What is needed
All of the data below should be set down again verbatim, without any images.

Recorded data

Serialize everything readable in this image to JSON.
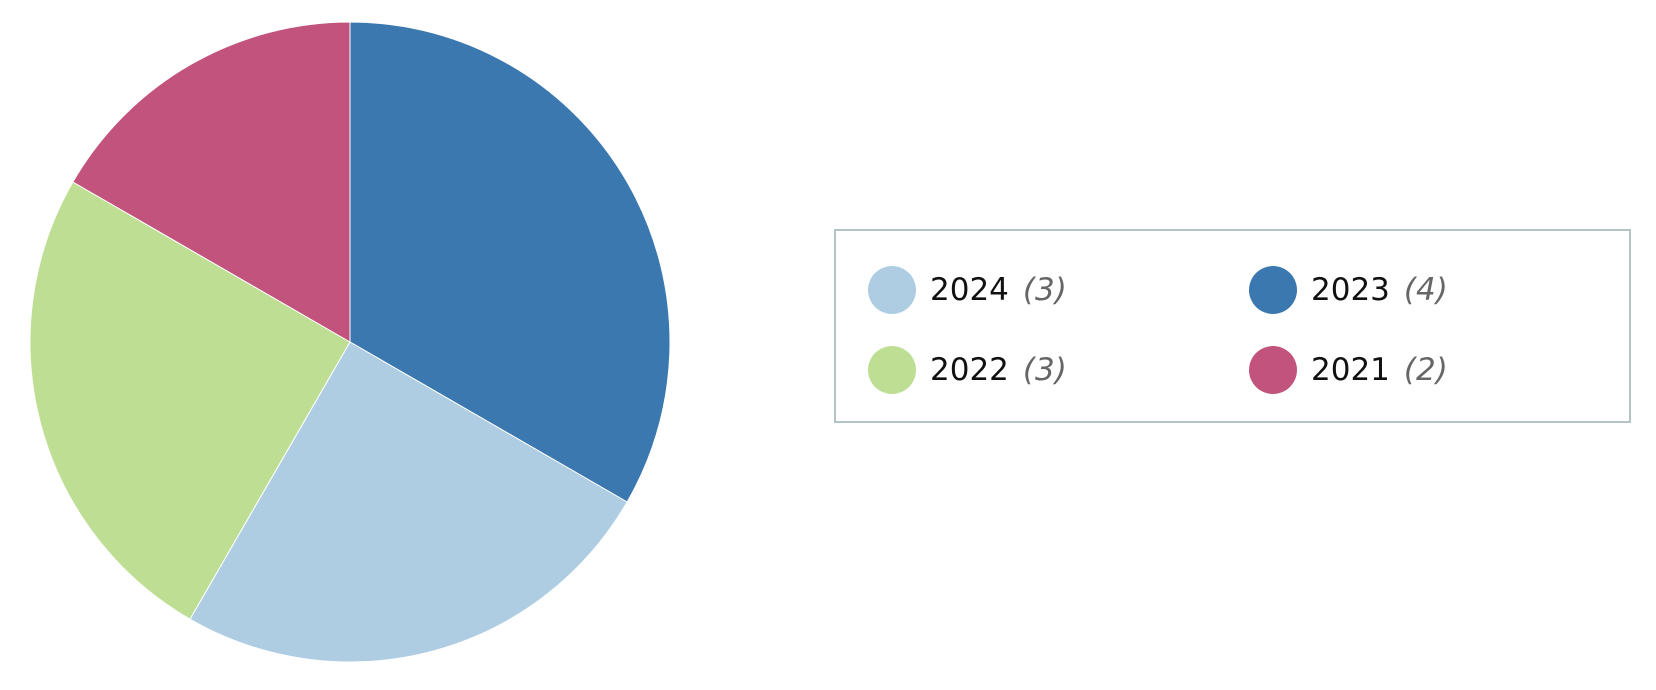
{
  "chart_data": {
    "type": "pie",
    "title": "",
    "legend_placement": "right",
    "slices": [
      {
        "label": "2023",
        "count_text": "(4)",
        "value": 4,
        "color": "#3b78af"
      },
      {
        "label": "2024",
        "count_text": "(3)",
        "value": 3,
        "color": "#aecde2"
      },
      {
        "label": "2022",
        "count_text": "(3)",
        "value": 3,
        "color": "#bede94"
      },
      {
        "label": "2021",
        "count_text": "(2)",
        "value": 2,
        "color": "#c2537c"
      }
    ]
  },
  "legend": {
    "items": [
      {
        "label": "2024",
        "count": "(3)",
        "color": "#aecde2"
      },
      {
        "label": "2023",
        "count": "(4)",
        "color": "#3b78af"
      },
      {
        "label": "2022",
        "count": "(3)",
        "color": "#bede94"
      },
      {
        "label": "2021",
        "count": "(2)",
        "color": "#c2537c"
      }
    ]
  }
}
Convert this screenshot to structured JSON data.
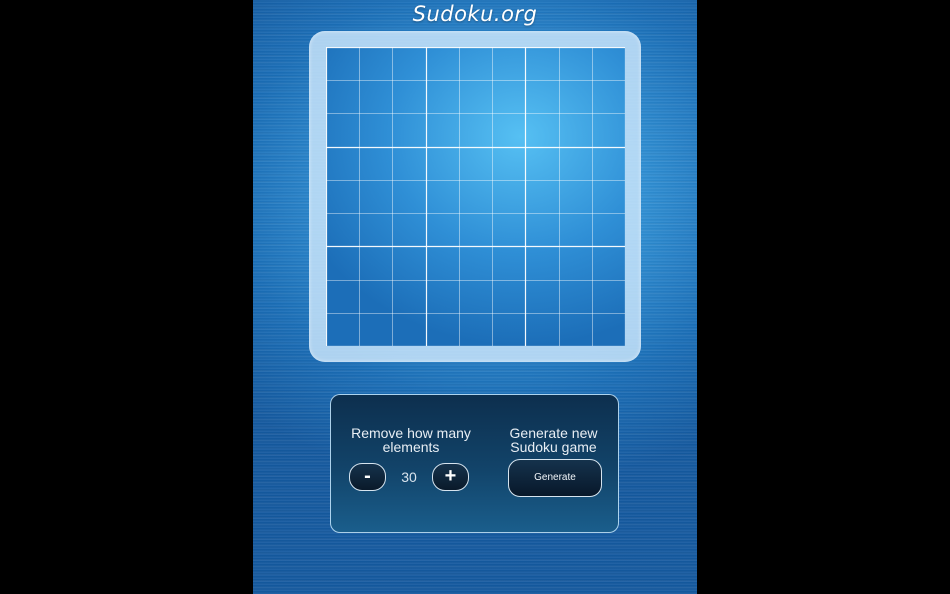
{
  "app": {
    "title": "Sudoku.org"
  },
  "board": {
    "rows": 9,
    "cols": 9,
    "cells": [
      [
        "",
        "",
        "",
        "",
        "",
        "",
        "",
        "",
        ""
      ],
      [
        "",
        "",
        "",
        "",
        "",
        "",
        "",
        "",
        ""
      ],
      [
        "",
        "",
        "",
        "",
        "",
        "",
        "",
        "",
        ""
      ],
      [
        "",
        "",
        "",
        "",
        "",
        "",
        "",
        "",
        ""
      ],
      [
        "",
        "",
        "",
        "",
        "",
        "",
        "",
        "",
        ""
      ],
      [
        "",
        "",
        "",
        "",
        "",
        "",
        "",
        "",
        ""
      ],
      [
        "",
        "",
        "",
        "",
        "",
        "",
        "",
        "",
        ""
      ],
      [
        "",
        "",
        "",
        "",
        "",
        "",
        "",
        "",
        ""
      ],
      [
        "",
        "",
        "",
        "",
        "",
        "",
        "",
        "",
        ""
      ]
    ]
  },
  "controls": {
    "remove_label": "Remove how many elements",
    "minus_label": "-",
    "plus_label": "+",
    "count_value": "30",
    "generate_label": "Generate new Sudoku game",
    "generate_button_label": "Generate"
  },
  "colors": {
    "background": "#000000",
    "app_blue": "#2f8ed3",
    "frame": "#c8e4fa",
    "panel": "#12446a",
    "grid_line": "#ffffff"
  }
}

Result of the exercise
Serialize everything readable in this image to JSON.
{
  "chart_data": {
    "type": "pie",
    "title": "",
    "legend_placement": "right",
    "slices": [
      {
        "label": "2023",
        "count_text": "(4)",
        "value": 4,
        "color": "#3b78af"
      },
      {
        "label": "2024",
        "count_text": "(3)",
        "value": 3,
        "color": "#aecde2"
      },
      {
        "label": "2022",
        "count_text": "(3)",
        "value": 3,
        "color": "#bede94"
      },
      {
        "label": "2021",
        "count_text": "(2)",
        "value": 2,
        "color": "#c2537c"
      }
    ]
  },
  "legend": {
    "items": [
      {
        "label": "2024",
        "count": "(3)",
        "color": "#aecde2"
      },
      {
        "label": "2023",
        "count": "(4)",
        "color": "#3b78af"
      },
      {
        "label": "2022",
        "count": "(3)",
        "color": "#bede94"
      },
      {
        "label": "2021",
        "count": "(2)",
        "color": "#c2537c"
      }
    ]
  }
}
Convert this screenshot to structured JSON data.
{
  "app": {
    "title": "Sudoku.org"
  },
  "board": {
    "rows": 9,
    "cols": 9,
    "cells": [
      [
        "",
        "",
        "",
        "",
        "",
        "",
        "",
        "",
        ""
      ],
      [
        "",
        "",
        "",
        "",
        "",
        "",
        "",
        "",
        ""
      ],
      [
        "",
        "",
        "",
        "",
        "",
        "",
        "",
        "",
        ""
      ],
      [
        "",
        "",
        "",
        "",
        "",
        "",
        "",
        "",
        ""
      ],
      [
        "",
        "",
        "",
        "",
        "",
        "",
        "",
        "",
        ""
      ],
      [
        "",
        "",
        "",
        "",
        "",
        "",
        "",
        "",
        ""
      ],
      [
        "",
        "",
        "",
        "",
        "",
        "",
        "",
        "",
        ""
      ],
      [
        "",
        "",
        "",
        "",
        "",
        "",
        "",
        "",
        ""
      ],
      [
        "",
        "",
        "",
        "",
        "",
        "",
        "",
        "",
        ""
      ]
    ]
  },
  "controls": {
    "remove_label": "Remove how many elements",
    "minus_label": "-",
    "plus_label": "+",
    "count_value": "30",
    "generate_label": "Generate new Sudoku game",
    "generate_button_label": "Generate"
  },
  "colors": {
    "background": "#000000",
    "app_blue": "#2f8ed3",
    "frame": "#c8e4fa",
    "panel": "#12446a",
    "grid_line": "#ffffff"
  }
}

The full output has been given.